After a great week Jannik Sinner was indicated by many as the favorite of the Miami Open final. Things did not go as expected and the blue player probably suffered the pressure of the great match, yielding in two sets to the Polish Hubert Hurkacz. For Hurkacz this is the first Masters 1000 in his career, a trophy that allows him to reach the Best Ranking as the new number 16 in the world. Jannik Sinner was very lucid in commenting on the match stating that this was probably his worst challenge in the tournament. The South Tyrolean tennis player spoke about this and much more, here are his specific words: “I made so many unforced errors, especially in the tiebreak of the first set, I served badly throughout the match and I couldn’t play in depth. Throughout the tournament I decided to dictate the times, I made many mistakes but honestly today was different. For me it is a very hard atiornata, losing this final is not easy at all. I’m happy with how the tournament went in the end, not the final. Sometimes you win and sometimes you learn, when you are 19 and you play the final in Miami you know it’s tough but what you want is to win. I was nervous from the start, but I really wanted to win. It was not my day, I congratulate my opponent.” Teen prodigy Jannik Sinner has turned a lot of heads recently with his results and fluid style of play. And former World No. 1 Andy Roddick believes there is still plenty of room for improvement when it comes to the 19-year-old’s game.

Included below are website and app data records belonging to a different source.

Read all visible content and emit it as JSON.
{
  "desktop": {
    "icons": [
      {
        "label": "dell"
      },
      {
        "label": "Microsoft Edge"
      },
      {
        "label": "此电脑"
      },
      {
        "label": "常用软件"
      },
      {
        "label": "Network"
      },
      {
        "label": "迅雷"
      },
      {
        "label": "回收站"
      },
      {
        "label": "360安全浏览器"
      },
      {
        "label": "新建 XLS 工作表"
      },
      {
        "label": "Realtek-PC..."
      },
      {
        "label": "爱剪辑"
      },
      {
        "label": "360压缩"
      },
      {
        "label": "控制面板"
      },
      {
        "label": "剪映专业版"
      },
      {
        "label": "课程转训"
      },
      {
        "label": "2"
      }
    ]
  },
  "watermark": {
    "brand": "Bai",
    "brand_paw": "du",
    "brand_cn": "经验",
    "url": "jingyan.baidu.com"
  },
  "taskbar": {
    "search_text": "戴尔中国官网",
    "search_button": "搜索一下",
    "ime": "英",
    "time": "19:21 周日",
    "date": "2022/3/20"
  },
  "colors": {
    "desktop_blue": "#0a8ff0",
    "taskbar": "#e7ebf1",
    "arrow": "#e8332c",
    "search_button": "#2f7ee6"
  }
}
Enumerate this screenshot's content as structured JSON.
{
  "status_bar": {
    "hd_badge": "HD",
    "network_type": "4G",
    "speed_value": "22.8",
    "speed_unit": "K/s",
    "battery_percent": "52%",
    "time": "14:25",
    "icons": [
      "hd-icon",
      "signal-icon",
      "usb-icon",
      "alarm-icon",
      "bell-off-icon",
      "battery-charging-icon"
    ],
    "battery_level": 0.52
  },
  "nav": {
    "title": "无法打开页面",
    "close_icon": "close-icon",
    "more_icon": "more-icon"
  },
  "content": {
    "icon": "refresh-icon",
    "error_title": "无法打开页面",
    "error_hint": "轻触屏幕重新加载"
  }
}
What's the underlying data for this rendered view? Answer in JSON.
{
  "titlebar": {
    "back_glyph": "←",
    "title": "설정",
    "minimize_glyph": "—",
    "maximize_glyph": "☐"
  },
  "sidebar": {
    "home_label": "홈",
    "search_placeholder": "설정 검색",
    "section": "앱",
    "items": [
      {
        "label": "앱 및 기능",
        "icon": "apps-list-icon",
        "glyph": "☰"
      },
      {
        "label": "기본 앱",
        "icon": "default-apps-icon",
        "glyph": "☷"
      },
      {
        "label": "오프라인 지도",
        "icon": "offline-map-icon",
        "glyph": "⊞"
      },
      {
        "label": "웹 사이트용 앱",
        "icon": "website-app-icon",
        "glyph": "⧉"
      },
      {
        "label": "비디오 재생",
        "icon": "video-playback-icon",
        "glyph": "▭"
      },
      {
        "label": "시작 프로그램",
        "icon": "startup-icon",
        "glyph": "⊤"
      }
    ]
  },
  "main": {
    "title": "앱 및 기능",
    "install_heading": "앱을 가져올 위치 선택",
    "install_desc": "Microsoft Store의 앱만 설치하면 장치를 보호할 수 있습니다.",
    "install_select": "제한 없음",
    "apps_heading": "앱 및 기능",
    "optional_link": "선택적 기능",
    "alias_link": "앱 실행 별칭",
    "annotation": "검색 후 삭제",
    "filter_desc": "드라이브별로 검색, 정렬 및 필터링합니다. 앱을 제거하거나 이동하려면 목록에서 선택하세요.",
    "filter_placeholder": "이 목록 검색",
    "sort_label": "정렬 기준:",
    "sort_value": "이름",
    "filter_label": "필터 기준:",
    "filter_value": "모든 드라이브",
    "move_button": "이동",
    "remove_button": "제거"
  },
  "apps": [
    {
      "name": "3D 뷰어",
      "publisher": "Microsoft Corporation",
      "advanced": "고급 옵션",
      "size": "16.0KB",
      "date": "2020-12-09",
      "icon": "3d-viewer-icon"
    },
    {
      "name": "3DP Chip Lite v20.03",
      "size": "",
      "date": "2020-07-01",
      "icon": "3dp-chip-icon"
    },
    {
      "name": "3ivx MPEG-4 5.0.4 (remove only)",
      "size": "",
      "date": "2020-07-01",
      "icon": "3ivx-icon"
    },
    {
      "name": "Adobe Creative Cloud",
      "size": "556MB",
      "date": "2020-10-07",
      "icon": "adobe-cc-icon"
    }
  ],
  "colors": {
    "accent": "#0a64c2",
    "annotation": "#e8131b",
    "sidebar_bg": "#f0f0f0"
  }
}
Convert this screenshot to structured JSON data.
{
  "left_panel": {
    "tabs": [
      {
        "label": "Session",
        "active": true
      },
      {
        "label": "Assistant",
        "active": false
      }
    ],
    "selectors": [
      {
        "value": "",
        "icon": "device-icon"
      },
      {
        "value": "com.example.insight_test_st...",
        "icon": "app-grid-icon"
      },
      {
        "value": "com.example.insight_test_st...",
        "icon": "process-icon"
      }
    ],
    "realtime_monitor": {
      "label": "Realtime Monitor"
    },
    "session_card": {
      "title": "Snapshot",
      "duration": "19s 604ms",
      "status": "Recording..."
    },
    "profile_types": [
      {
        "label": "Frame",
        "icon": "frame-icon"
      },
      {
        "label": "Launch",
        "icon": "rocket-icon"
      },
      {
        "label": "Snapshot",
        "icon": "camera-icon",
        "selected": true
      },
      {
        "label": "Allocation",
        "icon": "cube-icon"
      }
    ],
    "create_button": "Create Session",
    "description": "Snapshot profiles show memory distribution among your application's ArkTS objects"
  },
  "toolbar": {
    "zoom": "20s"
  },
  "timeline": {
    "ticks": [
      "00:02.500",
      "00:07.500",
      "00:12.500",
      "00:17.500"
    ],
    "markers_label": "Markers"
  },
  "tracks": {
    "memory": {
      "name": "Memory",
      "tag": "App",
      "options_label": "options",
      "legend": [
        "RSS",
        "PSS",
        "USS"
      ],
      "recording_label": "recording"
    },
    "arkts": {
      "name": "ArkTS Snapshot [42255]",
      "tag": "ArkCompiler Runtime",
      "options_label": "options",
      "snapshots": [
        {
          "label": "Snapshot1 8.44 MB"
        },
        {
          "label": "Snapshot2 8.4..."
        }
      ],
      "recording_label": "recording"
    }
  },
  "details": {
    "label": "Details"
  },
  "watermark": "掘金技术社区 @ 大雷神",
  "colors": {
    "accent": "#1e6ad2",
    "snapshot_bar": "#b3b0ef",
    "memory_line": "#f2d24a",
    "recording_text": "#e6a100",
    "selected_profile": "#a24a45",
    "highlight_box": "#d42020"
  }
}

Roddick talks about Jannik Sinner
“I’ve had a bunch of people ask me to comment on Jannik Sinner, a young Italian phenom,” Andy Roddick said. “Love what I see from him, obviously goes big on both sides, there’s a lot to like. I mean he barely looks as if he has a grown-up body. Right now, he’s only gonna get faster, he’s only gonna serve bigger,” the American added. “You normally see players become more consistent, maybe cut down on errors as they get older. If I’m nitpicking I think he’s a little bit error-prone on his off days.” While Jannik Sinner has a big first serve, many believe he should try and be more precise with his delivery in a bid to open up the court. Andy Roddick echoed that sentiment, and claimed that the Italian was playing into his opponents’ hands despite serving at good speed. “If I’m really, really nitpicking, he can pop in 125-130 mph on his serve pretty comfortably,” Roddick said. “What I’d like to see is a little bit more direction, like Sampras. As I call it where you can hit it out wide and if you hit wide but it’s coming straight, pretty easy to square up. You have that Pete thing where it went 108 out wide, but last minute before you guessed, it’s kinda tailing away from your racquet strings,” Roddick said. “It makes it a lot tougher so getting a bit of that late movement on serve would make the 130 bomb even more effective.”